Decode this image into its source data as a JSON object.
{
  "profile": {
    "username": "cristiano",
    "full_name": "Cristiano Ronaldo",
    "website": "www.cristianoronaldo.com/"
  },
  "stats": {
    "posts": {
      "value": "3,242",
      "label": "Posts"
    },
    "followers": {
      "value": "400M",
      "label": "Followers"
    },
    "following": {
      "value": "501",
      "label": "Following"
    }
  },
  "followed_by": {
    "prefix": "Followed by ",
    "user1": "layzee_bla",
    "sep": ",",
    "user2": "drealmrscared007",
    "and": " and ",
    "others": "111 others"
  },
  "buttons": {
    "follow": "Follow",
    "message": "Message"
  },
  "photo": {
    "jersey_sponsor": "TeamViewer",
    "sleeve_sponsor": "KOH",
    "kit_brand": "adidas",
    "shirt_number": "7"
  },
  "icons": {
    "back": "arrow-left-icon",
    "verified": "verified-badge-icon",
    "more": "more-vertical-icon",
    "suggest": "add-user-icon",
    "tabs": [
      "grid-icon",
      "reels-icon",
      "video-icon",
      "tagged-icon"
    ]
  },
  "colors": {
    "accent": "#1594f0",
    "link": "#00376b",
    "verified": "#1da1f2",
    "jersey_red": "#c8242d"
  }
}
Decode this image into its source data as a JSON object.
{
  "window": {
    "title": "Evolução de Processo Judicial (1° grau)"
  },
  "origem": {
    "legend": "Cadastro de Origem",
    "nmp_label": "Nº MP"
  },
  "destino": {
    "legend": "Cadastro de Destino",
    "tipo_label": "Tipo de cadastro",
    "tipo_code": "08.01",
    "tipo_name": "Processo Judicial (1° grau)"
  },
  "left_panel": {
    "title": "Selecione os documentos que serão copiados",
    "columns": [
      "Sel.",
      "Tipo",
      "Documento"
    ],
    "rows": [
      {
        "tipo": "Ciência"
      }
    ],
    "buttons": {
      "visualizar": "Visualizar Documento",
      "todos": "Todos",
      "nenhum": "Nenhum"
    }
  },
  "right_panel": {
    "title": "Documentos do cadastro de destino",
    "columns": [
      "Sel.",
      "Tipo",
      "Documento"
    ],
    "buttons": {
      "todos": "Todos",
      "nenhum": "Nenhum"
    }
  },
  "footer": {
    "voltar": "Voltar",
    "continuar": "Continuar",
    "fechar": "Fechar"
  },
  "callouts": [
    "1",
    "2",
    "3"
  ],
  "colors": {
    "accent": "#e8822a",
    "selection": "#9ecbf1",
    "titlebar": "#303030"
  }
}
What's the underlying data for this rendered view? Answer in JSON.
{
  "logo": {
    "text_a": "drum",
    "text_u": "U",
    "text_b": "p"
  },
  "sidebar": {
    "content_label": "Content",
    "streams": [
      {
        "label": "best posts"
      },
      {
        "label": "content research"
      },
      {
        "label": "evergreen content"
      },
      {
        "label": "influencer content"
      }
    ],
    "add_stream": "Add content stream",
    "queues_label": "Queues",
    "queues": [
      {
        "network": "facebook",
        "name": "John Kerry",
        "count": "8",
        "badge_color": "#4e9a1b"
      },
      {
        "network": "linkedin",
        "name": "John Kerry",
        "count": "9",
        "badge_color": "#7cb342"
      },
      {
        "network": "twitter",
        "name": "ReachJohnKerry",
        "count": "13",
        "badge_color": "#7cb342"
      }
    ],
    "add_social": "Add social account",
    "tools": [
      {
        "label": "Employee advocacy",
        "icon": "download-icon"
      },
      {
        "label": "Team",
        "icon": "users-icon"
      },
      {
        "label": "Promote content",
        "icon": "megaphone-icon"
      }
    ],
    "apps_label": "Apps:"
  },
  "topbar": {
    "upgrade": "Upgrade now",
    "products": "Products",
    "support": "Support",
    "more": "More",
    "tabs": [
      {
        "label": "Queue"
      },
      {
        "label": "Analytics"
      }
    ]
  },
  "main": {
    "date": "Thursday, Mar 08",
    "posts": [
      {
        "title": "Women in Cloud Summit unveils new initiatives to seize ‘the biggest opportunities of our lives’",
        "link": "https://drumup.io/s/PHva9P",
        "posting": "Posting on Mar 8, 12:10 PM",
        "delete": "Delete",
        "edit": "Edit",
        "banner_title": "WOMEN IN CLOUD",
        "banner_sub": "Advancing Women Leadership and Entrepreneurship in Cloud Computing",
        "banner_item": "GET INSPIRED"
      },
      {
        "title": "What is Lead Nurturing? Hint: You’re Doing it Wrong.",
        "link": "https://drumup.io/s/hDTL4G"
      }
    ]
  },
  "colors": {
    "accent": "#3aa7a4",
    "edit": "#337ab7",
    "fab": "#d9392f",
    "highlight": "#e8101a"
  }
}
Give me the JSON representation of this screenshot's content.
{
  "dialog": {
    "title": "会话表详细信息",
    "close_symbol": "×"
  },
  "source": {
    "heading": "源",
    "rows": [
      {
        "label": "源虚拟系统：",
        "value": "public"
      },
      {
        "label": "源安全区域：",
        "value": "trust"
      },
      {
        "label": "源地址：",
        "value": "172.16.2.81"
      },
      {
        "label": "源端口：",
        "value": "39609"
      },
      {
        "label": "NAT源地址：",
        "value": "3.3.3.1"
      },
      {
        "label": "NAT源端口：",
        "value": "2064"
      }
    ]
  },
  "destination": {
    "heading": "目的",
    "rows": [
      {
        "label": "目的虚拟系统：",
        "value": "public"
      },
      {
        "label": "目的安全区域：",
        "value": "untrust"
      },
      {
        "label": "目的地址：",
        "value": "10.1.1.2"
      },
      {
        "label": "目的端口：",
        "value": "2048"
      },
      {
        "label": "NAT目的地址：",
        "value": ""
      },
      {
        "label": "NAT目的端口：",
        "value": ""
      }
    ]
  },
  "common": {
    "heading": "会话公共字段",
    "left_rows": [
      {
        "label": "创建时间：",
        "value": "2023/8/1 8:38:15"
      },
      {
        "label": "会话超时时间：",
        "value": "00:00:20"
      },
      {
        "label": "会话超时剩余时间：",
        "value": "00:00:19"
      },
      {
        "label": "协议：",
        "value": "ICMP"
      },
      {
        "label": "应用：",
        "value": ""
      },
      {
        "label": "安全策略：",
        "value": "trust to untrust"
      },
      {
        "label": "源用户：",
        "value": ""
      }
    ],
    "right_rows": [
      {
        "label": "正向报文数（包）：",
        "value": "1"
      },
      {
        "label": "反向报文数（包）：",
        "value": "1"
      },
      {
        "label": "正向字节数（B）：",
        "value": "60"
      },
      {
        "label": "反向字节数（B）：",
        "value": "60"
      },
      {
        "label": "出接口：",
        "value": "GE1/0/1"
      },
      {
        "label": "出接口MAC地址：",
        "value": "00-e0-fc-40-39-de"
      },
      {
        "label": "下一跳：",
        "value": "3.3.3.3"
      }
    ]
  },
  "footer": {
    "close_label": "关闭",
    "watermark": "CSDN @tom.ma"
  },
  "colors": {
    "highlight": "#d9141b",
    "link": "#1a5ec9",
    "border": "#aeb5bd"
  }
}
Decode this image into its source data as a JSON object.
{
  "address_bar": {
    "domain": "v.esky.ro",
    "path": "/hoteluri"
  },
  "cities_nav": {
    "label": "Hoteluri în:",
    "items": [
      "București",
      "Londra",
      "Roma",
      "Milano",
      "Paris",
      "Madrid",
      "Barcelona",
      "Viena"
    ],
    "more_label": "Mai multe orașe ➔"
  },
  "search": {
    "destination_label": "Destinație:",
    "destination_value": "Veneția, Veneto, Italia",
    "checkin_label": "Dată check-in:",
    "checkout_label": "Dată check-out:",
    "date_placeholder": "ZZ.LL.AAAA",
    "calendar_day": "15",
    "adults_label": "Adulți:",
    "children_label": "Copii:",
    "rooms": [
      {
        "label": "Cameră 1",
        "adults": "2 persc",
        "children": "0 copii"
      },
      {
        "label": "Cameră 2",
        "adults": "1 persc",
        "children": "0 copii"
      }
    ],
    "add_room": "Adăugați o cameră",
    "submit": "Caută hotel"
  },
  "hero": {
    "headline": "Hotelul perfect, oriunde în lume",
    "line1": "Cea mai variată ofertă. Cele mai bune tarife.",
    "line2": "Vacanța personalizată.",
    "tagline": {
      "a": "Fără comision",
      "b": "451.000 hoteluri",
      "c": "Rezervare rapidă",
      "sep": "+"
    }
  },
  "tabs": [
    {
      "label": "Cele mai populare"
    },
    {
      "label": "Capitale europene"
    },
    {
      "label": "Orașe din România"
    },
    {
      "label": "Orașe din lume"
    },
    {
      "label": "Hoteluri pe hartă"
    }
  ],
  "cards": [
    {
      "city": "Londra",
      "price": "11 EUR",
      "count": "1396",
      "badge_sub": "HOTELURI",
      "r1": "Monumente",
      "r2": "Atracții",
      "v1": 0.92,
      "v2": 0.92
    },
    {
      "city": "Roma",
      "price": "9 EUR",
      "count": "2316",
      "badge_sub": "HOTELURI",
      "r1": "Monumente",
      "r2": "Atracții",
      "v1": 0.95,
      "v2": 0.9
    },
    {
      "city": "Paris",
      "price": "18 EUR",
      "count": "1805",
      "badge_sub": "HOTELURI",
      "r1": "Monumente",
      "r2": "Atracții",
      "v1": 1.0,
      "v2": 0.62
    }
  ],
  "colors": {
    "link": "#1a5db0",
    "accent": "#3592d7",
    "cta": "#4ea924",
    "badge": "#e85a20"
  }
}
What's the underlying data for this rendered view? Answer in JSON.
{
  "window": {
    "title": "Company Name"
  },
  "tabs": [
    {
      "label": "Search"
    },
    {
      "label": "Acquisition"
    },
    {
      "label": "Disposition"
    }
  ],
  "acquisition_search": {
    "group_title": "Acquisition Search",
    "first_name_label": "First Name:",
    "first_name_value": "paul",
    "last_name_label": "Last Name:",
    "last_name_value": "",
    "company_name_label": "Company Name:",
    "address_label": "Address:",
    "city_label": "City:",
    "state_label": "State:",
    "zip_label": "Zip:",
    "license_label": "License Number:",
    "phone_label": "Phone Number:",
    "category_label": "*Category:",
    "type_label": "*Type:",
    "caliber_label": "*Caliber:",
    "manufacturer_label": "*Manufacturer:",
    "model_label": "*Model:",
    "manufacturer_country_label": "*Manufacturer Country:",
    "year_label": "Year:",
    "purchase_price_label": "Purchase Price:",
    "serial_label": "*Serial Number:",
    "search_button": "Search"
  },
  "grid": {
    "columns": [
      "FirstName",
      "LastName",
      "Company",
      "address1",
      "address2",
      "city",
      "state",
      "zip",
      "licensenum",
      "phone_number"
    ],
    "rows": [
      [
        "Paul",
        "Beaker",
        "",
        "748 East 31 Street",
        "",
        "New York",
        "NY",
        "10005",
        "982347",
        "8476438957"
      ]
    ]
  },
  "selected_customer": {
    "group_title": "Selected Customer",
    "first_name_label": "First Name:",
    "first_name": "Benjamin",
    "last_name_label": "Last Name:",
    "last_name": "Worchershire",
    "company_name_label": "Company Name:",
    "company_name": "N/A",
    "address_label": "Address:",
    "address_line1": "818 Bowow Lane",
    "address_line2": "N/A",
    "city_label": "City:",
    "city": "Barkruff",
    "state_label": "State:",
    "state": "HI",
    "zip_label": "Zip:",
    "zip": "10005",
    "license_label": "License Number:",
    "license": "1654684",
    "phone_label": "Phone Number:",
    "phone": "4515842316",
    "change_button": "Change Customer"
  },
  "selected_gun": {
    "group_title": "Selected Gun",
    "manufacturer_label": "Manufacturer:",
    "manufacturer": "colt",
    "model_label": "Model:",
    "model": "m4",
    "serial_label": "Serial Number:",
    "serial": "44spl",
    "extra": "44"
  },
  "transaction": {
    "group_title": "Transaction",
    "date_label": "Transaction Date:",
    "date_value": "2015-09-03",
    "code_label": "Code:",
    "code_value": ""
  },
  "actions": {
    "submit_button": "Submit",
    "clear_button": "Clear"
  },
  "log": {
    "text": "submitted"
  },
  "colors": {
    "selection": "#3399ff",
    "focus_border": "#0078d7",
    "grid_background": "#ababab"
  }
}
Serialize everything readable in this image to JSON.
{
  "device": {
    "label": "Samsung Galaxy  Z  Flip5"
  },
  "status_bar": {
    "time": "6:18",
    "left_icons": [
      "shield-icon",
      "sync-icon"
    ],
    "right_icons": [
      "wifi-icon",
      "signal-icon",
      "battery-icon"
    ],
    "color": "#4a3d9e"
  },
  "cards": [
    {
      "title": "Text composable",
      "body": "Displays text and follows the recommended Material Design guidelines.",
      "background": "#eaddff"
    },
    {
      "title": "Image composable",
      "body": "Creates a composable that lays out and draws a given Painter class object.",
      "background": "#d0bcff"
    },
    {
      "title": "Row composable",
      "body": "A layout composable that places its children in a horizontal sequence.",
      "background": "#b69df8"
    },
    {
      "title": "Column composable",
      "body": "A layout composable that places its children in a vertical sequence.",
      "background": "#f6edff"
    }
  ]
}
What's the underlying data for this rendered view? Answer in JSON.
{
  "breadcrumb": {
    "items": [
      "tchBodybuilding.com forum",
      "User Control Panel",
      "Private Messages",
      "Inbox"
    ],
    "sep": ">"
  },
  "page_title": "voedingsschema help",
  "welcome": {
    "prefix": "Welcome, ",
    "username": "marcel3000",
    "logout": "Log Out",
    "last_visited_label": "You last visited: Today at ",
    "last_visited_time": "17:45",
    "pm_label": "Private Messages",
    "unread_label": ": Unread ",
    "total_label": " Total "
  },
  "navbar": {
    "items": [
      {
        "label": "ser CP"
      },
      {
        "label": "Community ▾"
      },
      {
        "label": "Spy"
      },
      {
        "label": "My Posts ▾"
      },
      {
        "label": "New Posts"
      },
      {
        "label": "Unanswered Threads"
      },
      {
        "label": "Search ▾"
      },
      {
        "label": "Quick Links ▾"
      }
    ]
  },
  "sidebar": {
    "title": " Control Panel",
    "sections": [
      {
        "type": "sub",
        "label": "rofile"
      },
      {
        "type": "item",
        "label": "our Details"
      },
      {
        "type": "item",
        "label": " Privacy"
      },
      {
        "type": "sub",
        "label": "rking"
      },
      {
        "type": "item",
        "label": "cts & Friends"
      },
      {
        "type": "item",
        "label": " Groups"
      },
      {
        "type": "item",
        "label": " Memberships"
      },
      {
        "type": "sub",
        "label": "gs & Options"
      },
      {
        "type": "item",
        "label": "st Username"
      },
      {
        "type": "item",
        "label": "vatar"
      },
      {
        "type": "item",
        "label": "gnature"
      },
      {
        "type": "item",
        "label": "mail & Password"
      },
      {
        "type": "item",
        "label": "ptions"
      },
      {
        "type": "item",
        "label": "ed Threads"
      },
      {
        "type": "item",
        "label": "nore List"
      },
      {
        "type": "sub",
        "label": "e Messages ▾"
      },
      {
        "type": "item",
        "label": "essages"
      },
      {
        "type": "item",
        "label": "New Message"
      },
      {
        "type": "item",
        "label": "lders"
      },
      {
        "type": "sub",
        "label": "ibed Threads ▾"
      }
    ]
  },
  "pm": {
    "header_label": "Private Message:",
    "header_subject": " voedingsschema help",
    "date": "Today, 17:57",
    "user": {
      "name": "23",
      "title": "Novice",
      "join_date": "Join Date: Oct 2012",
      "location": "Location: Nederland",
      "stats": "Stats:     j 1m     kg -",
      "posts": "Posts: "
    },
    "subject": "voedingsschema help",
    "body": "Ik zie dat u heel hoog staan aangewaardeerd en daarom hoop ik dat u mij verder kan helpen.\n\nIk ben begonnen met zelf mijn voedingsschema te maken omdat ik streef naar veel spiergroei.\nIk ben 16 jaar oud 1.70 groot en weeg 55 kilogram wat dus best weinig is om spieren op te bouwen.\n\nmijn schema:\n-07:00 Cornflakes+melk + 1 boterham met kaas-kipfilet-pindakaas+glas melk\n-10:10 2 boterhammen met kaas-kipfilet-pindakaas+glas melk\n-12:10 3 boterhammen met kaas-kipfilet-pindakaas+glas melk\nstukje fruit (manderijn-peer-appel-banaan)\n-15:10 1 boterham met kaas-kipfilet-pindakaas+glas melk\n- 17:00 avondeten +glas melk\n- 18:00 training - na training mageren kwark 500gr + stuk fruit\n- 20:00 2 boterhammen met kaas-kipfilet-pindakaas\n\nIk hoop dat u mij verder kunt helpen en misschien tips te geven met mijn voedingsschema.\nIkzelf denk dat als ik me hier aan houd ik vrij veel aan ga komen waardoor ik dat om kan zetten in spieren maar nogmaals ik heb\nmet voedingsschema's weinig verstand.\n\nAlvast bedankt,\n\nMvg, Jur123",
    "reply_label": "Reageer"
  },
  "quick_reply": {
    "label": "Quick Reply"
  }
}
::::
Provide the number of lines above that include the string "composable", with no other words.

7